Comedian Hari Kodabolu talks race, inequity, Indian stereotypes and more at Dad's Garage

Hari Kondabolu is a comic, actor, filmmaker, and podcast host. He covers the subjects of race, inequity, and Indian stereotypes and will be performing in Atlanta at Dad's Garage on Wednesday, 11/16. (Courtesy of Rob Holysz)

You may know Hari Kondabolu from various creative roles – as a panelist on “Wait Wait… Don’t Tell Me!,” his standup specials on Netflix, or from his 2017 documentary, “The Problem with Apu,” which inspired a global conversation about race and representation in the entertainment industry. Kondabolu is performing in Atlanta again at Dad’s Garage on Wednesday, Nov. 16, and he joined “City Lights” host Lois Reitzes via Zoom before hitting the stage.

Interview highlights:

On his documentary “The Problem with Apu,” the problematic “Simpsons” character:

“Growing up, it was quite obvious, like, ‘Oh, this character is doing a crude impression of my parents,’ essentially. And when I was a kid I didn’t mind it, because we didn’t have anything else, and if you’re hungry, you take crumbs, right?” recalled Kondabolu. “When you start to realize, ‘Oh, this is all we have, is this one character,’ that definitely gets old after a while. I did a piece on my old friend W. Kamau Bell’s show ‘Totally Biased,’ where I first discussed the idea of Apu… I’m like, ‘Yeah, but people have talked about Apu being built on stereotypes for years, right?’ And I remember Kamau telling me, ‘No, your community has talked about that. That’s not something mainstream America thinks about,’ which was kind of eye-opening.”

“It became clear that there was more meat on the bone. So I made this documentary to talk about the history of this character and how it fits into this larger history of minstrelsy against marginalized people in this country. I’d start with the Black community, Blackface, things like that. And it kind of falls in line; a weird hazing period that marginalized people have to go through with their representation in this country before finally they get seen in some way, they get accepted into the mainstream,” said Kondabolu.

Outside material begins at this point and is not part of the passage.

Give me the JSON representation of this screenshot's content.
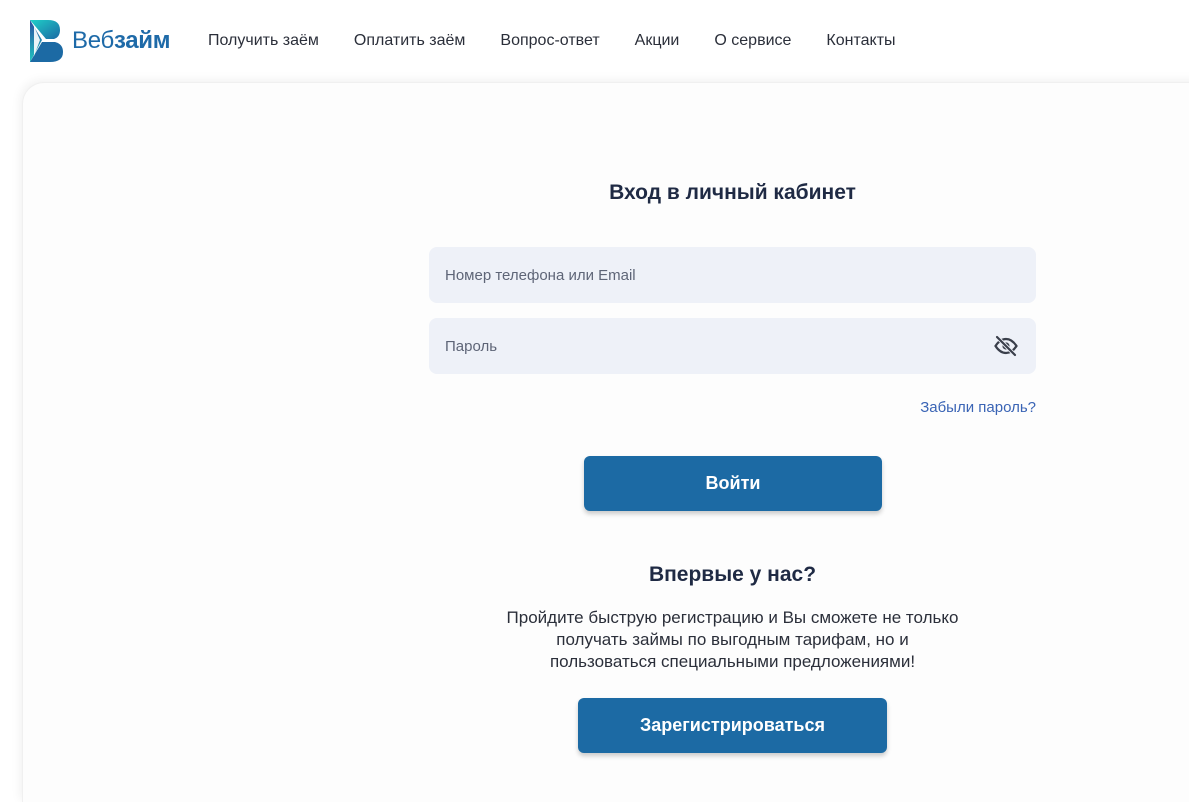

On crafting the elusive perfect stage bit:

“Sometimes you get super lucky, and you get lightning in a bottle, and you say something on stage, and the words come out, and they pour out, and it’s perfect… It’s a little bit of genius that somehow came out of your mouth,” Kondabolu said. “Most times, it’s a thought that leads to other thoughts, that leads to more writing, that leads to going on stage and repeatedly bombing until you figure out the right combination of ideas, the right combination of words, the right combination of sentences, until you have something that works on stage.”

“I don’t throw anything away. I have every notebook, pretty much, that I’ve written in since I was 17 years old. And every now and then, I’ll go through old books from a decade ago, and I find a thought that I wasn’t ready to really delve into at that age. It was like a thought, but I didn’t have enough life experience, and I’ll dig into it now, and I get somewhere that I wouldn’t have gotten otherwise. So, I mean, that’s the wonderful thing about comedy – is that it looks really fluid. But it’s actually, for most of us, a really painstaking process and a great deal of thought,” said Kondabolu.

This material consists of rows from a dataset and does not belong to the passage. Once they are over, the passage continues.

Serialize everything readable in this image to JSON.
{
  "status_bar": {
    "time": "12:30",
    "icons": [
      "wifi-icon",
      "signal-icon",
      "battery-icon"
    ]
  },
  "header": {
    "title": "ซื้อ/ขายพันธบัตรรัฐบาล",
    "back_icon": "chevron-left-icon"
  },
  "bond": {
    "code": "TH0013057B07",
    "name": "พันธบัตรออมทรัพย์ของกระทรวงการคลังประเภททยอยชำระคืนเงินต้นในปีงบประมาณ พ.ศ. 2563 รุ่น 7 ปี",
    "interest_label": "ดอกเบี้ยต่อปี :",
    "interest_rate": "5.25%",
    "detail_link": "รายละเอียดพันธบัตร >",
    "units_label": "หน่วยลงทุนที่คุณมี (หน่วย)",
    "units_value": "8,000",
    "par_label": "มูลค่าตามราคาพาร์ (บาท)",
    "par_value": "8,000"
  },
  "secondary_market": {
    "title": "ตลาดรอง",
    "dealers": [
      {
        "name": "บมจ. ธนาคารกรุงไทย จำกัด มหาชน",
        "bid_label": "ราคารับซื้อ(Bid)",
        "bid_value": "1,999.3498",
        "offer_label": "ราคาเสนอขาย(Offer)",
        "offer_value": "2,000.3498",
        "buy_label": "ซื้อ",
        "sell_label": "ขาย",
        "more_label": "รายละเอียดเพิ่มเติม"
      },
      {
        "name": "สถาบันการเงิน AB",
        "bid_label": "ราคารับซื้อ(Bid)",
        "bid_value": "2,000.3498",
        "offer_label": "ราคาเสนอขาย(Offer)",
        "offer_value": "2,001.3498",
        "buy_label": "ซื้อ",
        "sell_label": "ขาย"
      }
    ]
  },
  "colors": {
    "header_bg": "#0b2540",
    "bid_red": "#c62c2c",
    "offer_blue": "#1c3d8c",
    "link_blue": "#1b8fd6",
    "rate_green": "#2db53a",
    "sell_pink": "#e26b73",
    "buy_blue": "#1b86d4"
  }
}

White chocolate shouldn’t exist:

“It’s cocoa butter. It’s not even really chocolate. It’s cocoa butter extract, which I don’t make as part of the joke, but it’s another point to be made. But it’s the idea of people thinking, you know, ‘Do you love the taste of chocolate but can’t stand looking at it? Well then try some white chocolate…’ the punchline being, ‘From the people that brought you white Jesus,’ which has done well and has also not done well, depending on who’s in the room; I will share that much.”

A curious observation about live audiences post-COVID:

“[There haven’t] been that many presales of late, which I find kind of strange, and I get worried, like, ‘Have I lost it? Have people lost interest?’ And then I get to the show, and it’s packed, and apparently, people don’t buy their tickets until the last minute now because what if they get sick? What if something changes? What if I get sick?” said Kondabolu. “It’s kind of interesting to see that, as well as, you know, if there is any type of audience that would either wear a mask or be extra cautious at a show, it would be my crowd… For the comics who are anti-mask, anti-vaccine, their shows sell out immediately because nobody cares about anything; no one’s worried about the consequences. So it’s easy to buy that ticket. My fans being thoughtful, cautious human beings tends to work to my disadvantage in this particular scenario.”

Hari Kondabolu performs Nov. 16 at Dad’s Garage in Atlanta. Tickets and more information are available at